When Mr. Clemens was living in his Farmington Avenue home, and Mrs. Clemens, at the request of a friend or two, invited some ladies who were old friends of them both to come to their house one morning a week through the winter to hear some reading by Mr. Clemens from the works of Robert Browing, the object of these readings being to make those books comprehensible and not to display the qualities of the reader. In fact, I think the intelligence of these sympathetic hearers was to Mr. Clemens a test of the accuracy of his own interpretations. The readings had already been given during one winter, and another year with almost the same members of the club was under way when Mrs. Clemens graciously invited me to come. I think I had asked for this invitation in a round about way and was much delighted when it came. I had not been a reader of Browning, and was a commonplace doubter of his comprehensibility, even to the point of wondering whether Browning himself knew or cared very much what he meant. When I took my seat first in the library in which they lived, I looked about the carved black oak panelling of the walls imported from an English house and the books and little pictures which broke their dark surface, and perceived that the place was in itself a sort of revelation of poetic meanings. The fine, smooth outlines of the head of our hostess came out with wonderful clearness against the dark background, and seemed fitting and in perfect keeping with the flowers and filtered sunshine of the little conservatory. This was no surprise. But when I had settled into my place and began to take observations, I was astonished to find what an exquisite clearness and refinement radiated from Mr. Clemens. His features were clear-cut and delicate and had the cast of high breeding. His head had the fine, luminous effect of a cameo, and intellectual discernment and critical power were its most striking mental characteristics. I had known Mark Twain for years, and had appreciated him, or thought I did, but now I saw him in a wholly new light; no longer as a humorist who plays with his subject as a cat does with a mouse, but as a man of the highest literary quality responsive to the imaginative suggestions of a poet. I had wondered what he would do with his drawl, but for the most part it simply disappeared. He was reading continuously The Ring and the Book. The preliminaries of the opening cantos had been worked through in a previous reading. Soon he was in the flowing tide of the subject and all else was forgotten in its strong thoughts and brilliant sentences. The reading was not oratorical and aimed at no effects of cadence. Free from self-consciousness, attempting only to let those sentences speak for themselves as the author meant to have them, mastering in the easiest way the parenthetic style so habitual with Browning, sentence within sentence conveying the thought, Mr. Clemens interpreted the master or let him interpret himself with no intrusion of his own personality. Other men have tried to read Browning in a dramatic way with swelling voice and tragic emphasis, and their ornamentation served merely to confuse the meaning. In the method of Mr. Clemens the thought was the thread he followed and which he was usually able to keep clear and free from entanglements.

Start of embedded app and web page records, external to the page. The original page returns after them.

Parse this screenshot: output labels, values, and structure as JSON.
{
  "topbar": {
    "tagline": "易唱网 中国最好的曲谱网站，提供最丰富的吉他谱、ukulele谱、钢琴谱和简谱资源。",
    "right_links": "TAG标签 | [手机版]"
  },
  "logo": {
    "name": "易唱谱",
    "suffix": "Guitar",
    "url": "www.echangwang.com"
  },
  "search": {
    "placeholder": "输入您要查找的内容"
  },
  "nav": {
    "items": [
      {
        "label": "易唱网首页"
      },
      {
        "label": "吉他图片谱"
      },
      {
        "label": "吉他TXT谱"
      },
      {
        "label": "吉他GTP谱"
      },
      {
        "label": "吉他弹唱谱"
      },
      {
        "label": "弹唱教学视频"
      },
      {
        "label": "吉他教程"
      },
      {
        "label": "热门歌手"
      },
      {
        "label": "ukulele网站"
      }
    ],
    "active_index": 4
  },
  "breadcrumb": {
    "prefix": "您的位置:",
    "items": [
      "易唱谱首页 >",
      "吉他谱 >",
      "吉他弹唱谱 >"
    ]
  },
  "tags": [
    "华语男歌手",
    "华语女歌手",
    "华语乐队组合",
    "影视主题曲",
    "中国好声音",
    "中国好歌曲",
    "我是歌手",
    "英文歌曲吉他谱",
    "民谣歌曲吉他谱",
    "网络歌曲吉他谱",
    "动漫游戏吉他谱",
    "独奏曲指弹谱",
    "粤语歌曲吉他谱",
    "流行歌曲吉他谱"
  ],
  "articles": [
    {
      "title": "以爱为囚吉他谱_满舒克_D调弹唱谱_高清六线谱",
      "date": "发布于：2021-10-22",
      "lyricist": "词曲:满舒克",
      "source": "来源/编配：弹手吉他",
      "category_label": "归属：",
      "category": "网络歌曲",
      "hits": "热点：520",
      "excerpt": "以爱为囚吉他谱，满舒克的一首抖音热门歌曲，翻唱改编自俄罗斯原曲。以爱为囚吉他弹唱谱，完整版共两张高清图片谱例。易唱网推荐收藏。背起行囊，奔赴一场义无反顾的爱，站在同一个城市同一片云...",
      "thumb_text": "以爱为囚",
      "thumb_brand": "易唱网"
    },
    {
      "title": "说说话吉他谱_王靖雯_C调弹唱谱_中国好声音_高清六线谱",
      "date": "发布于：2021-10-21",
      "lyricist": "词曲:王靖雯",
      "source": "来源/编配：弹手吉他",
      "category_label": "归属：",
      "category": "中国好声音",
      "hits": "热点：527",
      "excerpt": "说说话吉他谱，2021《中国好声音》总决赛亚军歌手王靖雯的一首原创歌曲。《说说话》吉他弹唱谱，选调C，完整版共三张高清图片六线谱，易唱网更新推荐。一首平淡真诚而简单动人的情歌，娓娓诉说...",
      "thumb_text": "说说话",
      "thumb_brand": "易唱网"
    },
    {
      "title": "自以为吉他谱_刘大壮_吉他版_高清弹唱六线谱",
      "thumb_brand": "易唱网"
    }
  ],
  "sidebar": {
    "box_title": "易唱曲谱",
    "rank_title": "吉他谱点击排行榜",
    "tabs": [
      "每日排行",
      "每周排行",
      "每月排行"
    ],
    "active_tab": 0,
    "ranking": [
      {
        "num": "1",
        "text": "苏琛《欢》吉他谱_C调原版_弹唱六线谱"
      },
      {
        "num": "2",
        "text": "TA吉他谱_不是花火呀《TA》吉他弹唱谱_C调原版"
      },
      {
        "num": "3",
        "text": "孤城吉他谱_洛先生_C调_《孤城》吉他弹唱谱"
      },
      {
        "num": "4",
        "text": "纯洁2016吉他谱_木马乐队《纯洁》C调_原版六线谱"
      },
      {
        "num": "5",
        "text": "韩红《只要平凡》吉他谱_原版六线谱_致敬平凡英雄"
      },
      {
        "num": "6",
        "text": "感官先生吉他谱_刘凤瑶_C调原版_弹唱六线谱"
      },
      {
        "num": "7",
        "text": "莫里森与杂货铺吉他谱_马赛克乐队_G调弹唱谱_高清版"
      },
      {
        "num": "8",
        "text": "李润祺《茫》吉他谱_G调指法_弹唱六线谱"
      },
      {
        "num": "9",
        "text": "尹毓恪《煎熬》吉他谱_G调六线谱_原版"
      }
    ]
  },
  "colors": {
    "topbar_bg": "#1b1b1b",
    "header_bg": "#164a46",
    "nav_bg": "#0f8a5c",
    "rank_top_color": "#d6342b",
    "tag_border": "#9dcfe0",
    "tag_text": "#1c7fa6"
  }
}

It was his custom, I believe, to read over beforehand what he intended to give us from the author. He needed only to know what was coming. There was no difficulty in following him for the most part. In Sordello only we saw him confused and perplexed, and after two readings the book was abandoned. But in Strafford the grand character of that man and the nation-wide canvas of the drama were brought out conspicuously and to our intense delight. Never was reading so much a revelation as with Mr. Clemens. It seemed as high an art as that of the actor. To be able with the voice so to interpret a thinker, one ordinarily not easy of comprehension, shows inspirability of a high order. Other readers have seemed to me since then superficial in comparison with him.
As his hearers in this club were all women, it may be that the abilities that came out in him as a reader were not generally understood outside of that small circle, and that hence you may welcome these few words from one of them. M. B. C.